While performing this duty for the nation, Clara was given a great honor by becoming the first woman to head a government bureau: the Missing Soldiers Office. Through all her efforts, information on close to 22,000 soldiers was retrieved before 1868 when the office was closed down. After three long years of relentless searching, Clara desperately needed a break. On doctors orders, Clara went to Europe to recover her emotional and physical health. While in Europe, Clara took on two more interests: the International Red Cross and the Treaty of Geneva. Clara was able to observe the Red Cross in action and volunteered her services during the Franco-Russian War, however she could not actually work for the organization because she was a woman. Clara was again honored for her heroism with Germany’s Iron Cross in 1871.
Clara’s experiences in Europe inspired her to return home and start something similar to what she had observed in Europe. As soon as she returned to America in1873 she began her crusade to persuade the United States to sign the treaty of Geneva. This treaty, which had already been signed by twelve other countries, provided relief for sick and wounded soldiers. Clara also took on the responsibility of lobbying for ratification of the American Red Cross which finally occurred in 1881. Clara served as president of this organization until 1904 when she was forced to resign due to overwhelming criticism about her style of leadership.
While president of the American Red Cross, Clara made an important contribution to the organization as a whole by realizing that it was important to take care of suffering people not only in wartime, but during peacetime also. The Red Cross was then able to intervene in situations such as famines, floods, pestilence, and earthquakes in places all around the world. Clara personally provided relief in many places such as Florida, Texas, Pennsylvania, Russia, and South America. After resigning as president of the American Red Cross, Clara moved to Glen Echo, Maryland where she began to live a more simple life. Clara relaxed and enjoyed horseback riding and kept up with the times for eight years until she died from complications of a cold in 1912 at age 91.
Her body was then taken back to her hometown of Oxford where she was buried. Clara Barton has since been remembered for her leadership and philanthropic accomplishments. Clara’s life mission can be summed up in her own words, “You must never so much as think whether you like it or not, whether it is bearable or not: you must never think of anything except the need, and how to meet it.” Bibliography Clara Barton, MIcrosoft Encarta Encyclopedia 99. 1993-1998 Microsoft Corporation.
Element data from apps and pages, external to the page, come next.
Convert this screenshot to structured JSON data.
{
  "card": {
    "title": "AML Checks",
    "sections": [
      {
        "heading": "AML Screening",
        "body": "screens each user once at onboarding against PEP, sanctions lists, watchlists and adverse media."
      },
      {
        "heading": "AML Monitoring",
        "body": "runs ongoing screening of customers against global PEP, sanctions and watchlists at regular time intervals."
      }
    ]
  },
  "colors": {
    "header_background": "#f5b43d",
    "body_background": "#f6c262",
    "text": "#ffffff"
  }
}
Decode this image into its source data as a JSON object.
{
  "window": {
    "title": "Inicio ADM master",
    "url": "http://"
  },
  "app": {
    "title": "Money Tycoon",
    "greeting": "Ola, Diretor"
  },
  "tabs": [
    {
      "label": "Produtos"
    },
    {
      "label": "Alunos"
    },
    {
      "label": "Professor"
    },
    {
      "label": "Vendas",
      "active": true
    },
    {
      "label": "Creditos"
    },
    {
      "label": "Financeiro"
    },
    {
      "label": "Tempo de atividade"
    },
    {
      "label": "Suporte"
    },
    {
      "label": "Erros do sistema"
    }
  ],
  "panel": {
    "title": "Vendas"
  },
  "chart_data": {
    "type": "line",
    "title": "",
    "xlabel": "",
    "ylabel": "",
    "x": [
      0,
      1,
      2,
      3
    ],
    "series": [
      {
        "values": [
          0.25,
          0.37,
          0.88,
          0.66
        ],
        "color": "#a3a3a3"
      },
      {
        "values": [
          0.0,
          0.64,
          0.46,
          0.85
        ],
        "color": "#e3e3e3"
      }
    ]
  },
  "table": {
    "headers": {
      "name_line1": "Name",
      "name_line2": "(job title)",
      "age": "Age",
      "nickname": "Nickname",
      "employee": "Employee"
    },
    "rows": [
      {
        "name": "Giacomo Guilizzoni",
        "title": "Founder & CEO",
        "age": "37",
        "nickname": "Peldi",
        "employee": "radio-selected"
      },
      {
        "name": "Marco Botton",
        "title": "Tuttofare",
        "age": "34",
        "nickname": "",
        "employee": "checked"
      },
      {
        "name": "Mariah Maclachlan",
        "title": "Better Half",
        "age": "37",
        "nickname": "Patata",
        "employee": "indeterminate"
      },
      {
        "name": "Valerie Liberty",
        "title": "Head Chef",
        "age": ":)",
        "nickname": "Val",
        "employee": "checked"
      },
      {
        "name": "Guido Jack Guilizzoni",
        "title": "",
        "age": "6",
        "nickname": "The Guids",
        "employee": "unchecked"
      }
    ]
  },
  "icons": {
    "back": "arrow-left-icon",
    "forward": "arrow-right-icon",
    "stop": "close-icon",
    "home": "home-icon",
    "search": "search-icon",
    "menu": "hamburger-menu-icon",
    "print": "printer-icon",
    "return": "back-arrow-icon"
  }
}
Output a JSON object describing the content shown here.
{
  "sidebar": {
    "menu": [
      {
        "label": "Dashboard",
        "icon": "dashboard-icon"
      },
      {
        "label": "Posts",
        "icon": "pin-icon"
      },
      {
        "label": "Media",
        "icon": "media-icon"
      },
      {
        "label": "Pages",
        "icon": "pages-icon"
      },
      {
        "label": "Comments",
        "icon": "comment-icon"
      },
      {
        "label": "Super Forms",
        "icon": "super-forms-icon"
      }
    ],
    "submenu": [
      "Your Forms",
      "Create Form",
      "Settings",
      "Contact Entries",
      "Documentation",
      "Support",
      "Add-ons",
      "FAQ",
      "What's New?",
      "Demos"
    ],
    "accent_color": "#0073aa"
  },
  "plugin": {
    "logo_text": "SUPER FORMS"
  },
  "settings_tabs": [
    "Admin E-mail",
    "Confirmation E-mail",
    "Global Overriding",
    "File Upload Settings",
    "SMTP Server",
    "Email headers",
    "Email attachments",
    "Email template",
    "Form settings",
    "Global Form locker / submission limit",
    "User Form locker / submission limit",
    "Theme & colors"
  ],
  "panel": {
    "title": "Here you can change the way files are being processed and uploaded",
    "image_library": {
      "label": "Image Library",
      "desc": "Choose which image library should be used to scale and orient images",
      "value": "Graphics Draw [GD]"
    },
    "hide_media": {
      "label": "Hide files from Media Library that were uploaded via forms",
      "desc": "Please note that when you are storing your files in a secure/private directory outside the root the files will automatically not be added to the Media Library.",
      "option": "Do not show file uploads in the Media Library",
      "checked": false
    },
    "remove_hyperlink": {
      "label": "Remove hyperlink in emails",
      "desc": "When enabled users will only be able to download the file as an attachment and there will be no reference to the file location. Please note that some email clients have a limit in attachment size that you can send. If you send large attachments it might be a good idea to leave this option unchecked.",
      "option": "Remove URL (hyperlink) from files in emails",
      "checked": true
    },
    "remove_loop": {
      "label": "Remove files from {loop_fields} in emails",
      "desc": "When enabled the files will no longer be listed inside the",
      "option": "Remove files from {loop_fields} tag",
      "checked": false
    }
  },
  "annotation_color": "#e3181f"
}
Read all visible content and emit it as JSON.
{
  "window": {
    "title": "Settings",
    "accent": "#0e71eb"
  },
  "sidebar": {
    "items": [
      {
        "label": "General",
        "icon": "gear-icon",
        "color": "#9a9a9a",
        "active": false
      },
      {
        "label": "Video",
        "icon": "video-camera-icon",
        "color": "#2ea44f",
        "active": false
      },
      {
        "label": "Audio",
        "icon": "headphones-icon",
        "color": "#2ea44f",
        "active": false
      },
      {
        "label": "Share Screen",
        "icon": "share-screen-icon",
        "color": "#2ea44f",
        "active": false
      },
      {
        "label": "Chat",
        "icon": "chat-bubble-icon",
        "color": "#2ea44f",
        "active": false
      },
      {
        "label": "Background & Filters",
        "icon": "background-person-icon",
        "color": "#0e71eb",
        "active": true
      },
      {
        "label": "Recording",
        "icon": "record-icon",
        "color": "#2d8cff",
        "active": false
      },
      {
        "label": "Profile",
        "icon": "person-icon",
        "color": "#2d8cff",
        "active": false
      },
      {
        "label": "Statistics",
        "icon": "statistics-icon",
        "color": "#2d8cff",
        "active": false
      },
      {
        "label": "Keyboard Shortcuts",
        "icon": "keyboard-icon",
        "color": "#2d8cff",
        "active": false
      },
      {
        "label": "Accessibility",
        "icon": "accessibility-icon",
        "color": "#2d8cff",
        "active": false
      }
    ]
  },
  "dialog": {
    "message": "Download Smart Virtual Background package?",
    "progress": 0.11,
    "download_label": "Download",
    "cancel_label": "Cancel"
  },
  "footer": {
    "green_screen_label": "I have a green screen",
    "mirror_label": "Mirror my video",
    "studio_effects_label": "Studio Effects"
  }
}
Smith and Jeffers. Gallant Women, New York, 1968. National Women’s Hall of Fame 1998.
Sahlman, Rachael. Clara Barton. Spectrum Home and School Magazine. IncWell DMG. History Essays.